Notes From The Dog by Gary Paulsen
“Sometimes having company is not all it’s cracked up to be.” Fourteen-year-old Finn is a loner, living with his dad and his amazing dog, Dylan. This summer he’s hoping for a job where he doesn’t have to talk to anyone except his pal Matthew. Then Johanna moves in next door. She’s 10 years older, cool, funny, and she treats Finn as an equal. Dylan loves her, too. Johanna’s dealing with breast cancer, and Matthew and Finn learn to care for her, emotionally and physically. When she hires Finn to create a garden, his gardening ideas backfire comically. But Johanna and the garden help Finn discover his talents for connecting with people.
Freaky in Fresno by Laurie Boyle Crompton
Ricki has one goal: save the Starlight Drive-in movie theater from going dark forever. Okay, make that two goals … she may also want a first kiss from her cinema-rescuing partner and major crush, Jake. Lana definitely has only one goal: grow her online makeup channel to keep her momager off her back, even if the posts attract ugly internet trolls.
The two cousins couldn’t be more different, but their opposite personalities come crashing to a head when their aunt gifts the girls a vintage cotton-candy-pink convertible. To share. Ricki wants the convertible for the drive-in’s grand reopening, but it’s the same day as Digifest, a huge event where Lana needs to shine. After a major fight and a minor electric shock while wrestling over the wheel, Ricki wakes up as Lana, and Lana wakes up as Ricki.
Ricki and Lana have only a day to un-Freaky Friday themselves, a task made even more difficult as they try to keep up appearances on Lana’s channel and with Ricki’s hopefully-soon-to-be-kissed crush.
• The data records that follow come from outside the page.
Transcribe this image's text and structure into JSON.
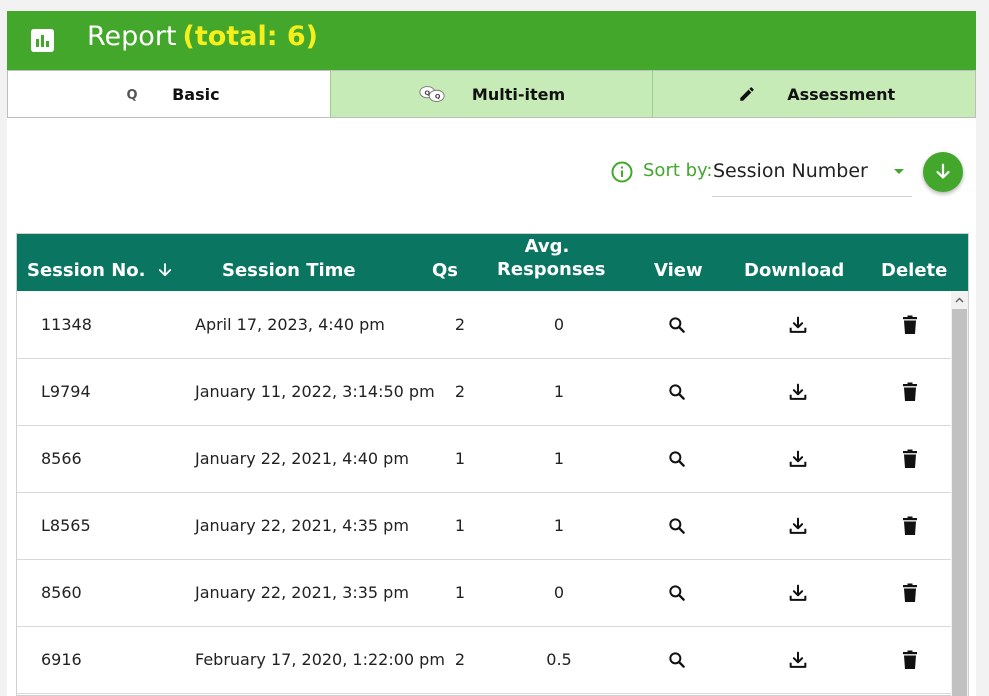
{
  "header": {
    "title": "Report",
    "total": "(total: 6)"
  },
  "tabs": [
    {
      "label": "Basic",
      "icon": "basic-q-icon",
      "active": true
    },
    {
      "label": "Multi-item",
      "icon": "multi-item-icon",
      "active": false
    },
    {
      "label": "Assessment",
      "icon": "pencil-icon",
      "active": false
    }
  ],
  "sort": {
    "label": "Sort by:",
    "value": "Session Number",
    "direction": "descending"
  },
  "table": {
    "columns": {
      "session_no": "Session No.",
      "session_time": "Session Time",
      "qs": "Qs",
      "avg_line1": "Avg.",
      "avg_line2": "Responses",
      "view": "View",
      "download": "Download",
      "delete": "Delete"
    },
    "rows": [
      {
        "session_no": "11348",
        "session_time": "April 17, 2023, 4:40 pm",
        "qs": "2",
        "avg": "0"
      },
      {
        "session_no": "L9794",
        "session_time": "January 11, 2022, 3:14:50 pm",
        "qs": "2",
        "avg": "1"
      },
      {
        "session_no": "8566",
        "session_time": "January 22, 2021, 4:40 pm",
        "qs": "1",
        "avg": "1"
      },
      {
        "session_no": "L8565",
        "session_time": "January 22, 2021, 4:35 pm",
        "qs": "1",
        "avg": "1"
      },
      {
        "session_no": "8560",
        "session_time": "January 22, 2021, 3:35 pm",
        "qs": "1",
        "avg": "0"
      },
      {
        "session_no": "6916",
        "session_time": "February 17, 2020, 1:22:00 pm",
        "qs": "2",
        "avg": "0.5"
      }
    ]
  },
  "colors": {
    "header_green": "#43a72c",
    "total_yellow": "#f5ef1b",
    "tab_inactive": "#c7ebb7",
    "table_header": "#0a7561"
  }
}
But it turns out experiencing a day as each other—with a mini road trip in the Skylark and the Chihuahua wrangling it entails—may be the one thing that help the cousins see each other and themselves more clearly.